▸ **Exercise goal**: Type the entries out once more. Match them exactly.

[Data shown Boundary: Start]

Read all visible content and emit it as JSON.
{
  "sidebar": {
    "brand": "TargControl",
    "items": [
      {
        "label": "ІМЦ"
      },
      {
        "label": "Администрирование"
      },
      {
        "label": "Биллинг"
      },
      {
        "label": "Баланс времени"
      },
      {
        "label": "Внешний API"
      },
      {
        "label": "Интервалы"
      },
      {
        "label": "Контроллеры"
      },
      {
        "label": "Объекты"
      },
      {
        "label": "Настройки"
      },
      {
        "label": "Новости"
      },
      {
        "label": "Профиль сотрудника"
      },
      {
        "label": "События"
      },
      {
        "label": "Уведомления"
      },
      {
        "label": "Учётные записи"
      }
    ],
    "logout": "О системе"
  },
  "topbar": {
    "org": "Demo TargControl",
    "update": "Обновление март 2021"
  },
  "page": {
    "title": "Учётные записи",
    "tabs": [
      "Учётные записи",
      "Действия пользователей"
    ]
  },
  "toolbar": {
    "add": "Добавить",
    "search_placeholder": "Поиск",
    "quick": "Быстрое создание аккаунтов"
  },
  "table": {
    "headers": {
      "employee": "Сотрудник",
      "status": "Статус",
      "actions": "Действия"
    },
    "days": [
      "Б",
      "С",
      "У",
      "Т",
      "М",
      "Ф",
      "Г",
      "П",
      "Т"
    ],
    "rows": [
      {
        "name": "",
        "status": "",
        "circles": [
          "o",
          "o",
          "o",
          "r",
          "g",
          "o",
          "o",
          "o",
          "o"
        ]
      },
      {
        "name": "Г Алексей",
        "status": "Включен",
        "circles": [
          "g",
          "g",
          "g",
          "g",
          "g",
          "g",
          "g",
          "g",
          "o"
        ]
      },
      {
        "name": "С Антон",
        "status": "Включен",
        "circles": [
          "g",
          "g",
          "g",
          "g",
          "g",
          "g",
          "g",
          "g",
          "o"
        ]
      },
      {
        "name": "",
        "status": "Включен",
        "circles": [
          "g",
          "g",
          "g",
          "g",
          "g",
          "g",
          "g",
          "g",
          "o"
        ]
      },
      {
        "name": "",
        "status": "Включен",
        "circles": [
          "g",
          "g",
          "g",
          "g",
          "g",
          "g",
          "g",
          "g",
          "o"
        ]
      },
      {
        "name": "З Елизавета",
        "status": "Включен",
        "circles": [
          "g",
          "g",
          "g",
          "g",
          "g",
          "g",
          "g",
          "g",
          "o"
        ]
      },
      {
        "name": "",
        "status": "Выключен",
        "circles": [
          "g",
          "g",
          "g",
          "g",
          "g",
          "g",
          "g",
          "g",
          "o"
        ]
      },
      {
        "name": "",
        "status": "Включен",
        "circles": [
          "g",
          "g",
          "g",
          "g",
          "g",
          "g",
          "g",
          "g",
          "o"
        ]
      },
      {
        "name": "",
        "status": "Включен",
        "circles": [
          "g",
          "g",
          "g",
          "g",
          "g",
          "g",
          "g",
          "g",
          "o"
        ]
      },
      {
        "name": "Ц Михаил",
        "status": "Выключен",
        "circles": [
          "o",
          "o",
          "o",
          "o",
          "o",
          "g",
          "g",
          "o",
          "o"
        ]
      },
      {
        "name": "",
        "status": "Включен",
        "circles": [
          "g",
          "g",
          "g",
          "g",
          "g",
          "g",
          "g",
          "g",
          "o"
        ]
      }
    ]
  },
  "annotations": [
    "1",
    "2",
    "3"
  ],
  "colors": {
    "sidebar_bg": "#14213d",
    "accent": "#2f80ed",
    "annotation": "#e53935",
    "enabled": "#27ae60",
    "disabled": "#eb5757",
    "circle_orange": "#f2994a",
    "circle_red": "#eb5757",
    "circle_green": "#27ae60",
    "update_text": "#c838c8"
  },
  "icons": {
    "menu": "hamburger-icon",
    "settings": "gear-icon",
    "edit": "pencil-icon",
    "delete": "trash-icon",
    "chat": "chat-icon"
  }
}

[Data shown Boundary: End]

▸ **Expected answer**:
Read all visible content and emit it as JSON.
{
  "sidebar": {
    "brand": "TargControl",
    "items": [
      {
        "label": "ІМЦ"
      },
      {
        "label": "Администрирование"
      },
      {
        "label": "Биллинг"
      },
      {
        "label": "Баланс времени"
      },
      {
        "label": "Внешний API"
      },
      {
        "label": "Интервалы"
      },
      {
        "label": "Контроллеры"
      },
      {
        "label": "Объекты"
      },
      {
        "label": "Настройки"
      },
      {
        "label": "Новости"
      },
      {
        "label": "Профиль сотрудника"
      },
      {
        "label": "События"
      },
      {
        "label": "Уведомления"
      },
      {
        "label": "Учётные записи"
      }
    ],
    "logout": "О системе"
  },
  "topbar": {
    "org": "Demo TargControl",
    "update": "Обновление март 2021"
  },
  "page": {
    "title": "Учётные записи",
    "tabs": [
      "Учётные записи",
      "Действия пользователей"
    ]
  },
  "toolbar": {
    "add": "Добавить",
    "search_placeholder": "Поиск",
    "quick": "Быстрое создание аккаунтов"
  },
  "table": {
    "headers": {
      "employee": "Сотрудник",
      "status": "Статус",
      "actions": "Действия"
    },
    "days": [
      "Б",
      "С",
      "У",
      "Т",
      "М",
      "Ф",
      "Г",
      "П",
      "Т"
    ],
    "rows": [
      {
        "name": "",
        "status": "",
        "circles": [
          "o",
          "o",
          "o",
          "r",
          "g",
          "o",
          "o",
          "o",
          "o"
        ]
      },
      {
        "name": "Г Алексей",
        "status": "Включен",
        "circles": [
          "g",
          "g",
          "g",
          "g",
          "g",
          "g",
          "g",
          "g",
          "o"
        ]
      },
      {
        "name": "С Антон",
        "status": "Включен",
        "circles": [
          "g",
          "g",
          "g",
          "g",
          "g",
          "g",
          "g",
          "g",
          "o"
        ]
      },
      {
        "name": "",
        "status": "Включен",
        "circles": [
          "g",
          "g",
          "g",
          "g",
          "g",
          "g",
          "g",
          "g",
          "o"
        ]
      },
      {
        "name": "",
        "status": "Включен",
        "circles": [
          "g",
          "g",
          "g",
          "g",
          "g",
          "g",
          "g",
          "g",
          "o"
        ]
      },
      {
        "name": "З Елизавета",
        "status": "Включен",
        "circles": [
          "g",
          "g",
          "g",
          "g",
          "g",
          "g",
          "g",
          "g",
          "o"
        ]
      },
      {
        "name": "",
        "status": "Выключен",
        "circles": [
          "g",
          "g",
          "g",
          "g",
          "g",
          "g",
          "g",
          "g",
          "o"
        ]
      },
      {
        "name": "",
        "status": "Включен",
        "circles": [
          "g",
          "g",
          "g",
          "g",
          "g",
          "g",
          "g",
          "g",
          "o"
        ]
      },
      {
        "name": "",
        "status": "Включен",
        "circles": [
          "g",
          "g",
          "g",
          "g",
          "g",
          "g",
          "g",
          "g",
          "o"
        ]
      },
      {
        "name": "Ц Михаил",
        "status": "Выключен",
        "circles": [
          "o",
          "o",
          "o",
          "o",
          "o",
          "g",
          "g",
          "o",
          "o"
        ]
      },
      {
        "name": "",
        "status": "Включен",
        "circles": [
          "g",
          "g",
          "g",
          "g",
          "g",
          "g",
          "g",
          "g",
          "o"
        ]
      }
    ]
  },
  "annotations": [
    "1",
    "2",
    "3"
  ],
  "colors": {
    "sidebar_bg": "#14213d",
    "accent": "#2f80ed",
    "annotation": "#e53935",
    "enabled": "#27ae60",
    "disabled": "#eb5757",
    "circle_orange": "#f2994a",
    "circle_red": "#eb5757",
    "circle_green": "#27ae60",
    "update_text": "#c838c8"
  },
  "icons": {
    "menu": "hamburger-icon",
    "settings": "gear-icon",
    "edit": "pencil-icon",
    "delete": "trash-icon",
    "chat": "chat-icon"
  }
}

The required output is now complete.